Blogs and Bum Glue

    Alice in Wonderland “She generally gave herself very good advice,” Lewis Carroll said of Alice in Wonderland, “though she very seldom followed it.” 

     The best advice I gave myself when I began the long, winding, and shockingly potholed road to publication three years ago was to seek the advice of successful writers. And I found plenty of it. Published writers are, for the most part, a generous lot. Perhaps they remember and are grateful for those who helped them along the way.  

     The problem with advice, however, is that it is often contradictory. Does one use italics for interior speech, for example, or is that frowned upon today? Will beginning with a prologue get you immediately shunted into the sidings? Which “point of view” is best for a first novel—first person, third person, or multiple? Is the “omniscient narrator” passé? Is tension necessary on every page or should you give the reader time to regroup? Are critique groups helpful or are they akin to writing a novel by committee?  What haunts me are the questions I haven’t thought of yet.

     Chapter One ImageSigh. Sometimes it’s a blessing to be naïve.  I began—with a story in my head and no clue how to tell it effectively. One piece of advice has been essential: Keep on keeping on. Persevere. Never give up. Develop what mystery writer Elizabeth George calls “bum glue.” 

     Recently, following a link on Twitter, I found a fascinating blog on the craft of writing. The most amazing part is that the blogger—Ninie Hammon—is married to an old friend.  I knew that Ninie (pronounced “9e” – and yes, that’s her real name) was a successful writer of suspense novels, but I had no idea she had a blog. Or that it would be so entertaining.  

   Ninie Hammon (2)  I just finished reading her wonderful series entitled, “Ten Ways to Create Unforgettable Characters” (Aug 25th through Nov 25th of this year). Check out Ninie’s blog at www.niniehammon.com/blog.

     Ninie knows what she’s talking about. She’s an unforgettable character herself.

British Character Actors and East Anglia

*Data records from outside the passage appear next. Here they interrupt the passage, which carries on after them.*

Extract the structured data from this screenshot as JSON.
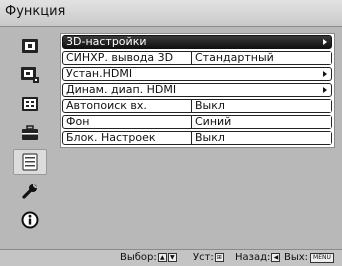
{
  "title": "Функция",
  "sidebar": {
    "items": [
      {
        "icon": "input-source-icon"
      },
      {
        "icon": "picture-settings-icon"
      },
      {
        "icon": "screen-icon"
      },
      {
        "icon": "setup-icon"
      },
      {
        "icon": "function-icon",
        "selected": true
      },
      {
        "icon": "wrench-icon"
      },
      {
        "icon": "info-icon"
      }
    ]
  },
  "menu": {
    "rows": [
      {
        "label": "3D-настройки",
        "value": "",
        "arrow": true,
        "highlight": true
      },
      {
        "label": "СИНХР. вывода 3D",
        "value": "Стандартный"
      },
      {
        "label": "Устан.HDMI",
        "value": "",
        "arrow": true
      },
      {
        "label": "Динам. диап. HDMI",
        "value": "",
        "arrow": true
      },
      {
        "label": "Автопоиск вх.",
        "value": "Выкл"
      },
      {
        "label": "Фон",
        "value": "Синий"
      },
      {
        "label": "Блок. Настроек",
        "value": "Выкл"
      }
    ]
  },
  "footer": {
    "select_label": "Выбор:",
    "set_label": "Уст:",
    "back_label": "Назад:",
    "exit_label": "Вых:",
    "menu_key": "MENU"
  }
}
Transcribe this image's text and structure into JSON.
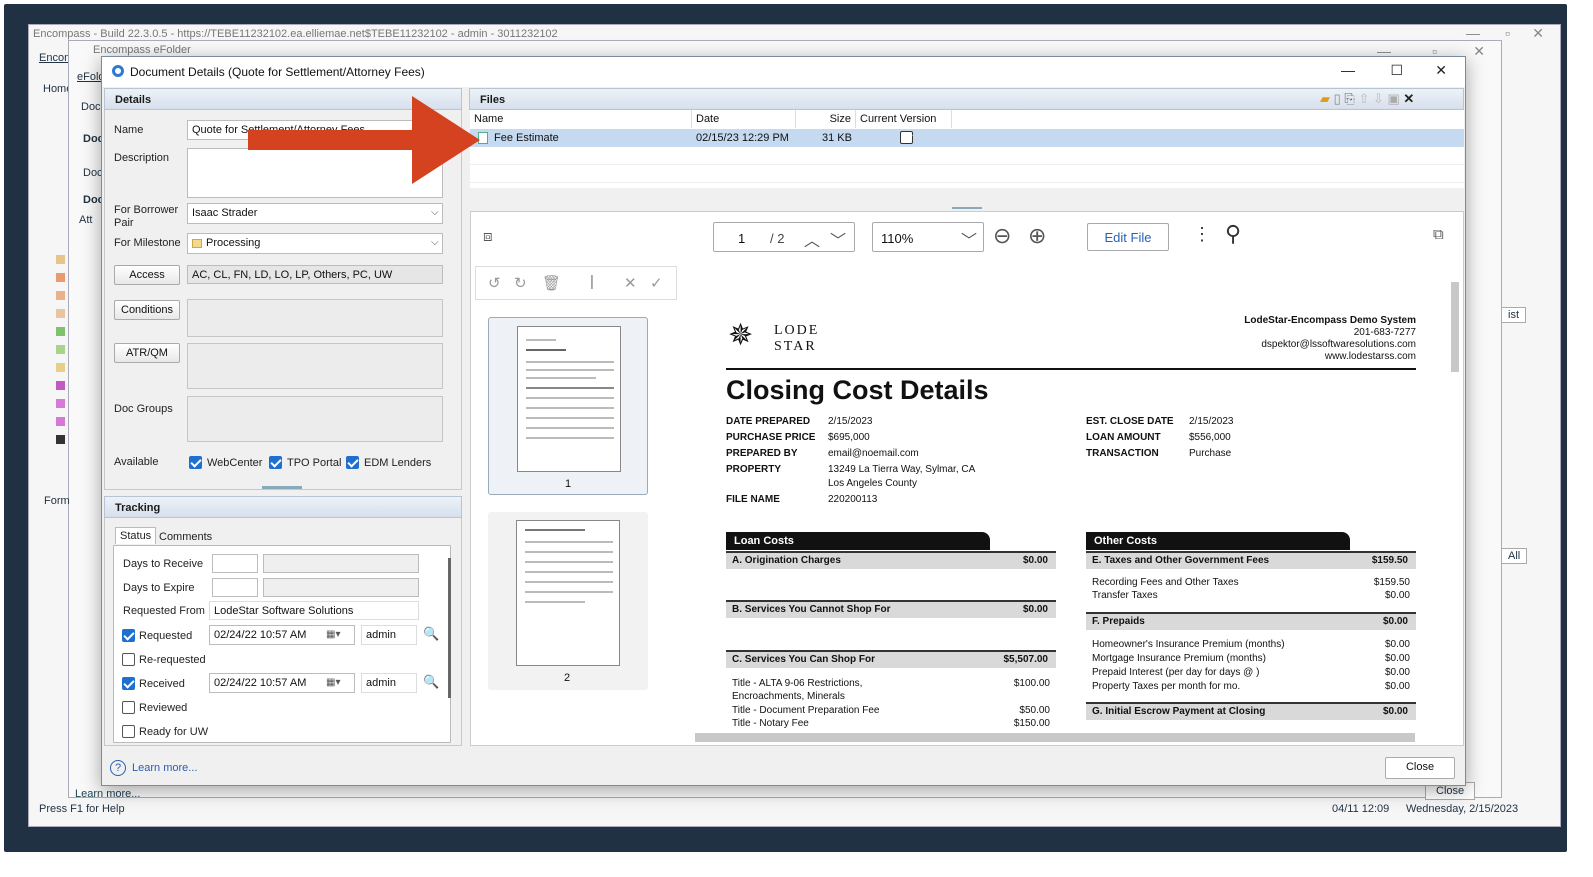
{
  "main_window": {
    "title": "Encompass - Build 22.3.0.5 - https://TEBE11232102.ea.elliemae.net$TEBE11232102 - admin - 3011232102",
    "menu_first": "Encom",
    "tab_first": "Home"
  },
  "efolder_window": {
    "title": "Encompass eFolder",
    "menu_first": "eFold",
    "tab_first": "Doc",
    "help_label": "Learn more...",
    "close_label": "Close"
  },
  "background_labels": {
    "doc1": "Doc",
    "doc2": "Doc",
    "doc3": "Doc",
    "att": "Att",
    "form": "Form",
    "list_btn": "ist",
    "all_btn": "All",
    "status_left": "Press F1 for Help",
    "status_time": "04/11 12:09",
    "status_date": "Wednesday, 2/15/2023"
  },
  "dialog": {
    "title": "Document Details (Quote for Settlement/Attorney Fees)",
    "details": {
      "header": "Details",
      "name_label": "Name",
      "name_value": "Quote for Settlement/Attorney Fees",
      "description_label": "Description",
      "borrower_label": "For Borrower Pair",
      "borrower_value": "Isaac Strader",
      "milestone_label": "For Milestone",
      "milestone_value": "Processing",
      "access_button": "Access",
      "access_value": "AC, CL, FN, LD, LO, LP, Others, PC, UW",
      "conditions_button": "Conditions",
      "atrqm_button": "ATR/QM",
      "docgroups_label": "Doc Groups",
      "available_label": "Available",
      "available": [
        {
          "label": "WebCenter",
          "checked": true
        },
        {
          "label": "TPO Portal",
          "checked": true
        },
        {
          "label": "EDM Lenders",
          "checked": true
        }
      ]
    },
    "tracking": {
      "header": "Tracking",
      "tabs": [
        "Status",
        "Comments"
      ],
      "days_receive_label": "Days to Receive",
      "days_expire_label": "Days to Expire",
      "requested_from_label": "Requested From",
      "requested_from_value": "LodeStar Software Solutions",
      "requested": {
        "label": "Requested",
        "checked": true,
        "date": "02/24/22 10:57 AM",
        "user": "admin"
      },
      "rerequested": {
        "label": "Re-requested",
        "checked": false
      },
      "received": {
        "label": "Received",
        "checked": true,
        "date": "02/24/22 10:57 AM",
        "user": "admin"
      },
      "reviewed": {
        "label": "Reviewed",
        "checked": false
      },
      "ready_uw": {
        "label": "Ready for UW",
        "checked": false
      }
    },
    "files": {
      "header": "Files",
      "columns": [
        "Name",
        "Date",
        "Size",
        "Current Version"
      ],
      "rows": [
        {
          "name": "Fee Estimate",
          "date": "02/15/23 12:29 PM",
          "size": "31 KB",
          "current": true
        }
      ]
    },
    "viewer": {
      "page_current": "1",
      "page_total": "/ 2",
      "zoom": "110%",
      "edit_button": "Edit File",
      "thumb_labels": [
        "1",
        "2"
      ]
    },
    "help_label": "Learn more...",
    "close_label": "Close"
  },
  "document": {
    "logo_line1": "LODE",
    "logo_line2": "STAR",
    "company": "LodeStar-Encompass Demo System",
    "phone": "201-683-7277",
    "email": "dspektor@lssoftwaresolutions.com",
    "website": "www.lodestarss.com",
    "title": "Closing Cost Details",
    "left_info": [
      {
        "k": "DATE PREPARED",
        "v": "2/15/2023"
      },
      {
        "k": "PURCHASE PRICE",
        "v": "$695,000"
      },
      {
        "k": "PREPARED BY",
        "v": "email@noemail.com"
      },
      {
        "k": "PROPERTY",
        "v": "13249 La Tierra Way, Sylmar, CA"
      },
      {
        "k": "",
        "v": "Los Angeles County"
      },
      {
        "k": "FILE NAME",
        "v": "220200113"
      }
    ],
    "right_info": [
      {
        "k": "EST. CLOSE DATE",
        "v": "2/15/2023"
      },
      {
        "k": "LOAN AMOUNT",
        "v": "$556,000"
      },
      {
        "k": "TRANSACTION",
        "v": "Purchase"
      }
    ],
    "loan_costs": {
      "header": "Loan Costs",
      "a": {
        "label": "A. Origination Charges",
        "amount": "$0.00"
      },
      "b": {
        "label": "B. Services You Cannot Shop For",
        "amount": "$0.00"
      },
      "c": {
        "label": "C. Services You Can Shop For",
        "amount": "$5,507.00"
      },
      "c_items": [
        {
          "label": "Title - ALTA 9-06 Restrictions,",
          "amount": "$100.00"
        },
        {
          "label": "Encroachments, Minerals",
          "amount": ""
        },
        {
          "label": "Title - Document Preparation Fee",
          "amount": "$50.00"
        },
        {
          "label": "Title - Notary Fee",
          "amount": "$150.00"
        }
      ]
    },
    "other_costs": {
      "header": "Other Costs",
      "e": {
        "label": "E. Taxes and Other Government Fees",
        "amount": "$159.50"
      },
      "e_items": [
        {
          "label": "Recording Fees and Other Taxes",
          "amount": "$159.50"
        },
        {
          "label": "Transfer Taxes",
          "amount": "$0.00"
        }
      ],
      "f": {
        "label": "F. Prepaids",
        "amount": "$0.00"
      },
      "f_items": [
        {
          "label": "Homeowner's Insurance Premium (months)",
          "amount": "$0.00"
        },
        {
          "label": "Mortgage Insurance Premium (months)",
          "amount": "$0.00"
        },
        {
          "label": "Prepaid Interest (per day for days @ )",
          "amount": "$0.00"
        },
        {
          "label": "Property Taxes per month for mo.",
          "amount": "$0.00"
        }
      ],
      "g": {
        "label": "G. Initial Escrow Payment at Closing",
        "amount": "$0.00"
      }
    }
  },
  "colors": {
    "arrow": "#d4421f",
    "accent": "#1f6fd0",
    "frame": "#1f3143",
    "selected_row": "#c5d9f1"
  }
}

DSCF1039As a fan of British mystery writer Caroline Graham, I was thrilled when her “Inspector Barnaby” books were translated to the television screen in the marvelous British ITV series Midsomer Murders. John Nettles played Inspector Barnaby from 1997 until 2011, a total of 15 years and 81 episodes. With a body count of 277 (an average of 3+ murders per episode), the fictional English county of Midsomer surpasses even Cabot Cove as the deadliest place in the world to live. And Inspector Barnaby never failed to get his man. 

What I love most about Midsomer Murders is the acting. In addition to the wonderful main characters, John Nettles (Detective Chief Inspector Barnaby) and Jane Wymark (Mrs. Barnaby), each episode featured cameos by some of the most talented actors in Britain. The roll call reads like a “Who’s Who” of British acting royalty. Playing murderers, victims, and eccentric villagers are the likes of David Bamber, Honor Blackman, Orlando Bloom, Richard Briers, Eleanor Crouch, Oliver Ford Davis, Edward Fox, Malcolm Sinclair, Eleanor Summerfield, and June Whitfield. To name just a few. 

Who, you ask? Apart from Orlando Bloom, the elf prince Legolas in Lord of the Rings, the other names are, outside Britain, mostly unknown. And yet, as far as acting goes, they are the cream of the crop. What makes them special, in addition to their incredible acting, is that they look like ordinary people—people you might possibly run into in an English village. Their teeth aren’t perfect, their faces are untouched by plastic surgeons, they aren’t pencil thin, they actually get old. What they are is interesting and real—a sharp contrast to the perfect, plastic people with marginal talent we see on both large and small screens in the United States.   

So what do British character actors have to do with East Anglia? In a word, reality. 

My husband and I just returned from a week in East Anglia. Where, you ask? East Anglia is comprised of the counties of Norfolk, Suffolk, and Cambridgeshire–the ancient heart of Anglo-Saxon civilization in Britain. Besides the university town of Cambridge, however, the villages and hamlets of East Anglia are way off the beaten tourist track. And yet the history is incredibly rich, the many National Trust properties fascinating, and the villages impossibly quaint. Villages founded long before the Norman Invasion of 1066 bear such picturesque names as Little Snoring and Great Snoring, Foxearth, Monks Eleigh, Hoo, Molesworth, Birdsong, and Pidley. What I like most about these villages is that, unlike the chocolate-box villages of the Cotswolds, where the thatched-roof cottages are owned by wealthy Londoners and the shops cater to busloads of day-trippers, the towns of East Anglia are real, work-a-day villages inhabited by real people—people who would look right at home on an episode of Midsomer Murders.

Just don’t tell anyone, all right? Let’s not spoil it.